Katie asks the lover’s question — DO YOU EVER THINK OF ME?  Oh, we do, Katie.  Her sweetly unaffected vocal gives way to a brass fantasy (who needs clarinets?) in solos and riffs.  And in the middle, there is a perfectly astonishing piano solo — try this at home.  I dare you!  And catch Jeff watching John in delighted amazement while John scrolls through one of his amazing solos (Jeff is chording with his left hand).  Another Katie chorus, and then Brass Ecstasy — circa 1933 (I think), with everyone shouting for joy to the heavens:

Then something beautiful and rare — a Bryan Shaw ballad feature!  It’s I’M CONFESSIN’ (with the bridge of his first solo loving embodiment of Buck Clayton) — again embodying the tradition of singing trumpets born from Louis.  (I’ve heard that Bryan has completed a new Arbors CD with Dan Barrett and friends, coming soon!)  Then a weirdly sweet Jeff Barnhart piano interlude before Bryan offers his own mixture of drama and sweetness:

Back to Louis and Fats (what could be wrong?) for the 1935 GOT A BRAN’ NEW SUIT — in the key of G, by Arthur Schwartz and Howard Dietz.  About a minute into this performance, you’ll hear that delicious sound of a band locking into swing — a swing that some bands reach only in the last chorus and some never reach at all!  John’s sweet, flying vocal is appropriate for this song and for a man so beautifully dressed:

I’ve already written encomia for Becky Kilgore’s guest appearance with this band on WHEN I TAKE MY SUGAR TO TEA — but I’m including this video because I think it cannot be seen too many times:

And to close — a simple Louis blues, MAHOGANY HALL STOMP, absolutely exultant:

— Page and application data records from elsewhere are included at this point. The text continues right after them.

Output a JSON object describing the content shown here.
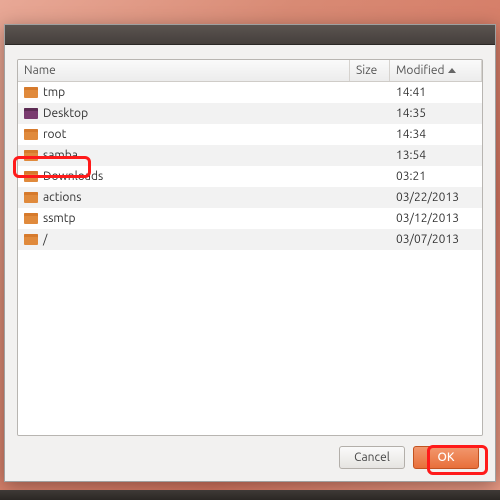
{
  "columns": {
    "name": "Name",
    "size": "Size",
    "modified": "Modified"
  },
  "sort_column": "Modified",
  "sort_direction": "ascending",
  "rows": [
    {
      "icon": "folder",
      "name": "tmp",
      "size": "",
      "modified": "14:41"
    },
    {
      "icon": "desktop",
      "name": "Desktop",
      "size": "",
      "modified": "14:35"
    },
    {
      "icon": "folder",
      "name": "root",
      "size": "",
      "modified": "14:34"
    },
    {
      "icon": "folder",
      "name": "samba",
      "size": "",
      "modified": "13:54"
    },
    {
      "icon": "folder",
      "name": "Downloads",
      "size": "",
      "modified": "03:21"
    },
    {
      "icon": "folder",
      "name": "actions",
      "size": "",
      "modified": "03/22/2013"
    },
    {
      "icon": "folder",
      "name": "ssmtp",
      "size": "",
      "modified": "03/12/2013"
    },
    {
      "icon": "folder",
      "name": "/",
      "size": "",
      "modified": "03/07/2013"
    }
  ],
  "buttons": {
    "cancel": "Cancel",
    "ok": "OK"
  },
  "annotations": {
    "highlight_row": "Downloads",
    "highlight_button": "ok"
  }
}
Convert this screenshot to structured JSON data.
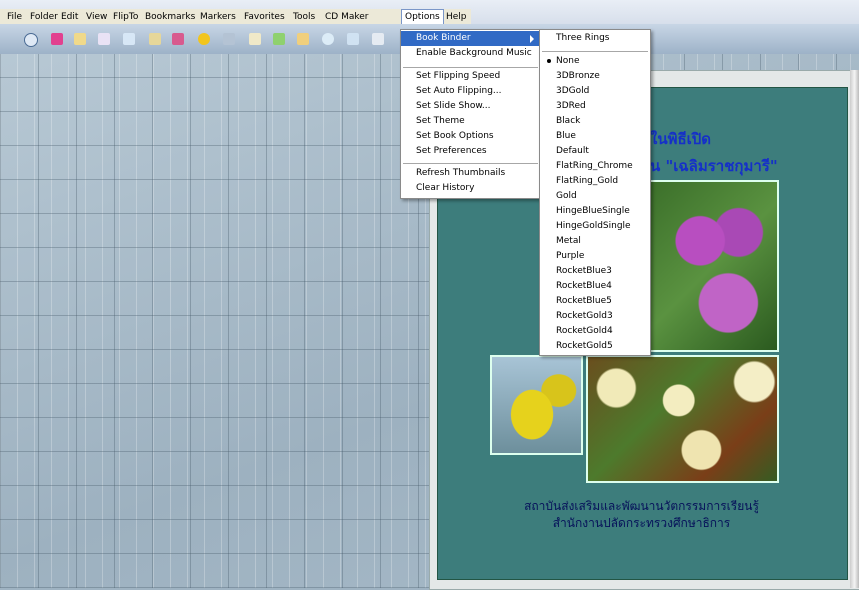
{
  "menubar": {
    "items": [
      {
        "label": "File"
      },
      {
        "label": "Folder"
      },
      {
        "label": "Edit"
      },
      {
        "label": "View"
      },
      {
        "label": "FlipTo"
      },
      {
        "label": "Bookmarks"
      },
      {
        "label": "Markers"
      },
      {
        "label": "Favorites"
      },
      {
        "label": "Tools"
      },
      {
        "label": "CD Maker"
      },
      {
        "label": "Options"
      },
      {
        "label": "Help"
      }
    ]
  },
  "options_menu": {
    "items": [
      {
        "label": "Book Binder"
      },
      {
        "label": "Enable Background Music"
      },
      {
        "label": "Set Flipping Speed"
      },
      {
        "label": "Set Auto Flipping..."
      },
      {
        "label": "Set Slide Show..."
      },
      {
        "label": "Set Theme"
      },
      {
        "label": "Set Book Options"
      },
      {
        "label": "Set Preferences"
      },
      {
        "label": "Refresh Thumbnails"
      },
      {
        "label": "Clear History"
      }
    ]
  },
  "binder_menu": {
    "header": "Three Rings",
    "selected": "None",
    "items": [
      "None",
      "3DBronze",
      "3DGold",
      "3DRed",
      "Black",
      "Blue",
      "Default",
      "FlatRing_Chrome",
      "FlatRing_Gold",
      "Gold",
      "HingeBlueSingle",
      "HingeGoldSingle",
      "Metal",
      "Purple",
      "RocketBlue3",
      "RocketBlue4",
      "RocketBlue5",
      "RocketGold3",
      "RocketGold4",
      "RocketGold5"
    ]
  },
  "book": {
    "title_line1": "ในพิธีเปิด",
    "title_line2": "น \"เฉลิมราชกุมารี\"",
    "footer_line1": "สถาบันส่งเสริมและพัฒนานวัตกรรมการเรียนรู้",
    "footer_line2": "สำนักงานปลัดกระทรวงศึกษาธิการ"
  },
  "toolbar_icons": [
    "eye-icon",
    "book-pink-icon",
    "book-open-icon",
    "book-icon",
    "page-arrow-icon",
    "book-flip-icon",
    "clipboard-icon",
    "add-icon",
    "pencil-icon",
    "book-pages-icon",
    "marker-icon",
    "favorites-icon",
    "search-icon",
    "dialog-icon",
    "window-icon"
  ]
}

This music gave and gives so much pleasure that I had trouble finding a title for this posting.  I am content with mine — see the smiles on the faces of the musicians! — but have to share another story, with apologies for the dropping of names.  When I was fortunate enough to chat with clarinetist Frank Chace (now more than a decade ago), he remembered that he and Marty Grosz had listened, rapt, to Pee Wee Russell’s solo on SWEET SUE with the Muggsy Spanier Ragtimers.  Marty’s comment was, “Well, if that doesn’t scrape the clouds . . . !” which is as good a summation of what artistic bliss feels like.

Thank you, Jeff, Dan, Marc, Ralf, Bryan, Katie, John, and Rae Ann — for keeping Beautiful Music Alive!

SWEET RHYTHMS in PARIS: NICOLAS DARY / LUIGI GRASSO / EHUD ASHERIE 2011

That’s Luigi Grasso (alto saxophone), Nicolas Dary (tenor), Ehud Asherie (piano), Mathias Allamane (bass), and Philippe Soirat (drums), playing BEWITCHED (Luigi) and SERENADE IN BLUE (Nicolas) — recorded at the Sunside in Paris, February 2, 2011.  Lovely!

SWEETNESS DESERVES SWEETNESS: CLICK HERE!  ALL MONEY COLLECTED GOES TO THE MUSICIANS.

https://www.paypal.com/cgi-bin/webscr?cmd=_s-xclick&hosted_button_id=VBURVAWDMWQAS